GENEVA • Private bank BSI, which is being acquired by EFG International, is challenging a 95 million Swiss franc (S$132.8 million) penalty issued by Switzerland's financial regulator Finma over the lender's ties to 1Malaysia Development Berhad (1MDB).
"BSI believes that Finma's procedure leading to the decision was flawed in many respects and Finma's decision, as such, is disproportionate and incorrect," the company said in e-mailed statement yesterday, after lodging an appeal with the country's Federal Administrative Court.
"In addition, Finma's communication of the matter has severely harmed the reputation of the bank and its employees," it said.
Finma's move last month coincided with Singapore's financial regulator's decision to strip BSI of its banking licence over ties to troubled 1MDB. The Malaysian fund is at the centre of a multi-billion-dollar graft scandal, and its transactions have triggered investigations on three continents.
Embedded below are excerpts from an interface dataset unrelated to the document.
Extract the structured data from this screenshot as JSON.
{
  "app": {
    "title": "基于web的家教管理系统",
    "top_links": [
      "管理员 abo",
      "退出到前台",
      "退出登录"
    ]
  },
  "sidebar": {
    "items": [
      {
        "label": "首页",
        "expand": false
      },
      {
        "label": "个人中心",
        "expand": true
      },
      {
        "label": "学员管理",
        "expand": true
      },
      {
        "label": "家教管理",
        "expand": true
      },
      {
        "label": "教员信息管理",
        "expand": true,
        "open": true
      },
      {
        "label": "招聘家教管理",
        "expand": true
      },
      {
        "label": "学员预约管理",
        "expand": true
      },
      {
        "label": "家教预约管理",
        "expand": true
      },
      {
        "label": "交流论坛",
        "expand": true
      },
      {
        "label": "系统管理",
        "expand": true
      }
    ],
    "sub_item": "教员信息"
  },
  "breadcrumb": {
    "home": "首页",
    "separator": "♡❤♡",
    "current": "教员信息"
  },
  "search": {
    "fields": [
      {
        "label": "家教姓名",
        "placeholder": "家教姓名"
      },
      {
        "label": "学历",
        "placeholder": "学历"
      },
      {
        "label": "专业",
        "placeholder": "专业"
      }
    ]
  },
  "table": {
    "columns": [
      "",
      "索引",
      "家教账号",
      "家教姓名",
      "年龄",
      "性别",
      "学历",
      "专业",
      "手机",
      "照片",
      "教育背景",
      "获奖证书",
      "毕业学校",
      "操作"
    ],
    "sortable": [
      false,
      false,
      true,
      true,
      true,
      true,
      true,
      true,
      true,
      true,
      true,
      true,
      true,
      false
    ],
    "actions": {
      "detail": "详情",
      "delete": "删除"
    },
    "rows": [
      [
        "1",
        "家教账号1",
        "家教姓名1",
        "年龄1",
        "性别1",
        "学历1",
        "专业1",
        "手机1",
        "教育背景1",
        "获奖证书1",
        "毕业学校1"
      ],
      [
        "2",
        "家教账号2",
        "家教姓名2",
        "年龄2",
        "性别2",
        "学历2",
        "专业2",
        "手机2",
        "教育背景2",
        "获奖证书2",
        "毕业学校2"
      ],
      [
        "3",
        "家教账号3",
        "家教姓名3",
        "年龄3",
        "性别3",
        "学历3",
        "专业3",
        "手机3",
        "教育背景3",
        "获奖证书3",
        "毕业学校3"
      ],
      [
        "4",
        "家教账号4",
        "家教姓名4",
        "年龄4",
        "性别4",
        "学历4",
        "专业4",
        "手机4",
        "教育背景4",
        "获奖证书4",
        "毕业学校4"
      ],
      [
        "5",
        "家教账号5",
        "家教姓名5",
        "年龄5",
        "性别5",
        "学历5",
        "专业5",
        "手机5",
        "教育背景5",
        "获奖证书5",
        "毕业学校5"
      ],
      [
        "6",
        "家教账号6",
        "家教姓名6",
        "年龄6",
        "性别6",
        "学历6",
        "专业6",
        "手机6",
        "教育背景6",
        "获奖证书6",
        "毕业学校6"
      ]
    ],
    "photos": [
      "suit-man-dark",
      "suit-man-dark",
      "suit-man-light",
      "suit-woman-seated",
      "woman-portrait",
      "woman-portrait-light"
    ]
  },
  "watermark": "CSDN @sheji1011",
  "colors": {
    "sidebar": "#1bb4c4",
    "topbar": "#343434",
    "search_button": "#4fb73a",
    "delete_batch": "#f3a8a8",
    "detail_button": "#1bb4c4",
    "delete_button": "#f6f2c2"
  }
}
The United States, Swiss and Singaporean prosecutors are investigating whether as much as US$4 billion (S$5.3 billion) may have been embezzled and laundered through 1MDB.
Both 1MDB and Malaysian Prime Minister Najib Razak, who headed the fund's advisory board, have repeatedly denied wrongdoing.
BSI was ordered to give up 95 million Swiss francs of profit because the bank "ignored clear warning signals" about the risk of some transactions as it pursued higher-margin returns, Mr Mark Branson, head of the Swiss regulator known as Finma, said last month.
Finma also said BSI had repeatedly missed red flags in various transfers involving 1MDB over several years, and failed to double-check potentially suspect transactions, including a deposit of US$20 million described by a client as a"gift".
Finma's spokesman Vinzenz Mathys said its decisions can be challenged and subject to judicial review and "that's what's happening here".
Mr Rocco Maglio, a spokesman for the court, said he could not immediately confirm receipt of the appeal.